:: RECORDED INFORMATION

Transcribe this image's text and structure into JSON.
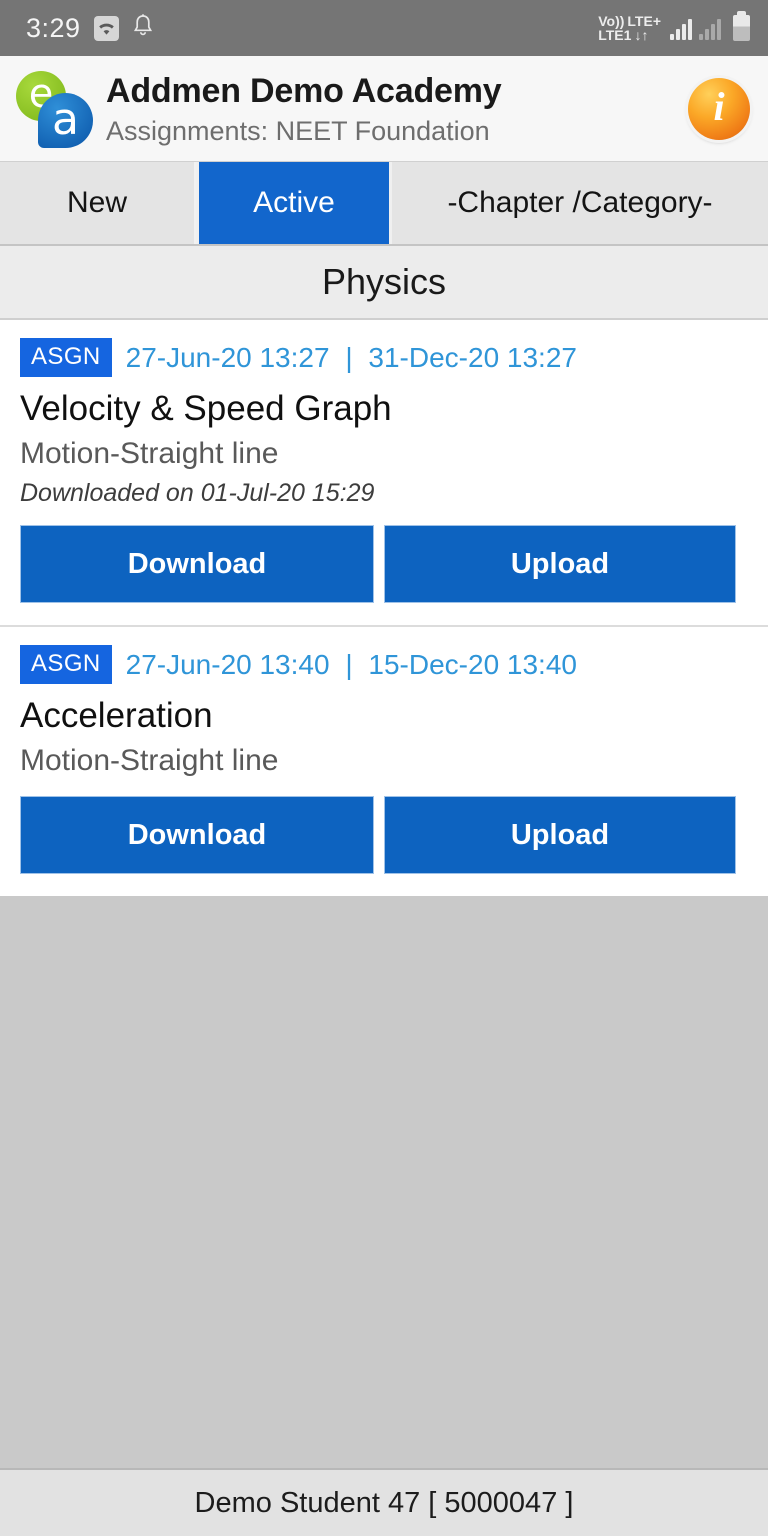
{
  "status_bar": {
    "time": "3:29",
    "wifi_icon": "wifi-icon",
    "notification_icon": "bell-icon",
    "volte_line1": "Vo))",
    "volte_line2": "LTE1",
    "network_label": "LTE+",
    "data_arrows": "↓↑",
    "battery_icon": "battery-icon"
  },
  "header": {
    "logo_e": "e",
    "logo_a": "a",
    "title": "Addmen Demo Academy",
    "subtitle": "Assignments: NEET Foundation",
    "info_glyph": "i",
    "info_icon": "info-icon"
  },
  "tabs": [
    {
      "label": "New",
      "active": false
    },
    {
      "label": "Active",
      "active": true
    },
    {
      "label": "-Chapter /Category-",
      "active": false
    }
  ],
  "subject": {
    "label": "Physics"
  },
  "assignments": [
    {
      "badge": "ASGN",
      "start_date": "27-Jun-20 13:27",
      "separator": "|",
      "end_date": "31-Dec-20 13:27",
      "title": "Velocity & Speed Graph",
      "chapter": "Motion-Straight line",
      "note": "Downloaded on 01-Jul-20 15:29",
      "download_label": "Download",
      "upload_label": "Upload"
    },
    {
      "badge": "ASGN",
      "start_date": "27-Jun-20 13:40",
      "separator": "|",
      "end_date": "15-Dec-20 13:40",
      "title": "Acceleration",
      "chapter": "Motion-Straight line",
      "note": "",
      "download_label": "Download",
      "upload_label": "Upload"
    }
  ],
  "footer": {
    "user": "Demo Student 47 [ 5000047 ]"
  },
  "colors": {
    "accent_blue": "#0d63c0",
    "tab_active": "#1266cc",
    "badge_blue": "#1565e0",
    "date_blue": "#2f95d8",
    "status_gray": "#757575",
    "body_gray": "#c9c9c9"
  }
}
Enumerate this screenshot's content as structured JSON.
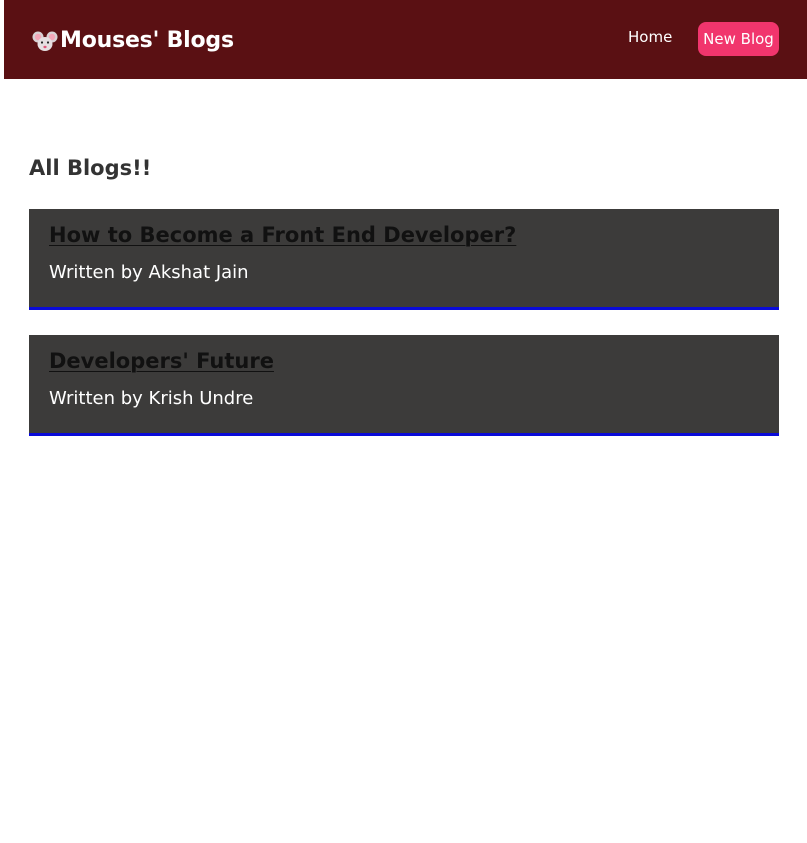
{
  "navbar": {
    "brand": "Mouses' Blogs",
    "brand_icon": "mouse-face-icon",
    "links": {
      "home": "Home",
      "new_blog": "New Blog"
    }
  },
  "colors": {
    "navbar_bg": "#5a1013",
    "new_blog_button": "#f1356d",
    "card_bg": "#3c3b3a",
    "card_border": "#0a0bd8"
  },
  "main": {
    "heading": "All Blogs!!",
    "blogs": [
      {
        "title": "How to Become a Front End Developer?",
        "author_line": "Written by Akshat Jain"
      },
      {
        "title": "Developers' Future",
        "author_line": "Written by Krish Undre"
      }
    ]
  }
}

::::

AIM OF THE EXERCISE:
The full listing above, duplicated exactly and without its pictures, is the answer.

REPLY:
Transcribe this image's text and structure into JSON.
{
  "status_bar": {
    "time": "3:29",
    "wifi_icon": "wifi-icon",
    "notification_icon": "bell-icon",
    "volte_line1": "Vo))",
    "volte_line2": "LTE1",
    "network_label": "LTE+",
    "data_arrows": "↓↑",
    "battery_icon": "battery-icon"
  },
  "header": {
    "logo_e": "e",
    "logo_a": "a",
    "title": "Addmen Demo Academy",
    "subtitle": "Assignments: NEET Foundation",
    "info_glyph": "i",
    "info_icon": "info-icon"
  },
  "tabs": [
    {
      "label": "New",
      "active": false
    },
    {
      "label": "Active",
      "active": true
    },
    {
      "label": "-Chapter /Category-",
      "active": false
    }
  ],
  "subject": {
    "label": "Physics"
  },
  "assignments": [
    {
      "badge": "ASGN",
      "start_date": "27-Jun-20 13:27",
      "separator": "|",
      "end_date": "31-Dec-20 13:27",
      "title": "Velocity & Speed Graph",
      "chapter": "Motion-Straight line",
      "note": "Downloaded on 01-Jul-20 15:29",
      "download_label": "Download",
      "upload_label": "Upload"
    },
    {
      "badge": "ASGN",
      "start_date": "27-Jun-20 13:40",
      "separator": "|",
      "end_date": "15-Dec-20 13:40",
      "title": "Acceleration",
      "chapter": "Motion-Straight line",
      "note": "",
      "download_label": "Download",
      "upload_label": "Upload"
    }
  ],
  "footer": {
    "user": "Demo Student 47 [ 5000047 ]"
  },
  "colors": {
    "accent_blue": "#0d63c0",
    "tab_active": "#1266cc",
    "badge_blue": "#1565e0",
    "date_blue": "#2f95d8",
    "status_gray": "#757575",
    "body_gray": "#c9c9c9"
  }
}
Enumerate this screenshot's content as structured JSON.
{
  "navbar": {
    "brand": "Mouses' Blogs",
    "brand_icon": "mouse-face-icon",
    "links": {
      "home": "Home",
      "new_blog": "New Blog"
    }
  },
  "colors": {
    "navbar_bg": "#5a1013",
    "new_blog_button": "#f1356d",
    "card_bg": "#3c3b3a",
    "card_border": "#0a0bd8"
  },
  "main": {
    "heading": "All Blogs!!",
    "blogs": [
      {
        "title": "How to Become a Front End Developer?",
        "author_line": "Written by Akshat Jain"
      },
      {
        "title": "Developers' Future",
        "author_line": "Written by Krish Undre"
      }
    ]
  }
}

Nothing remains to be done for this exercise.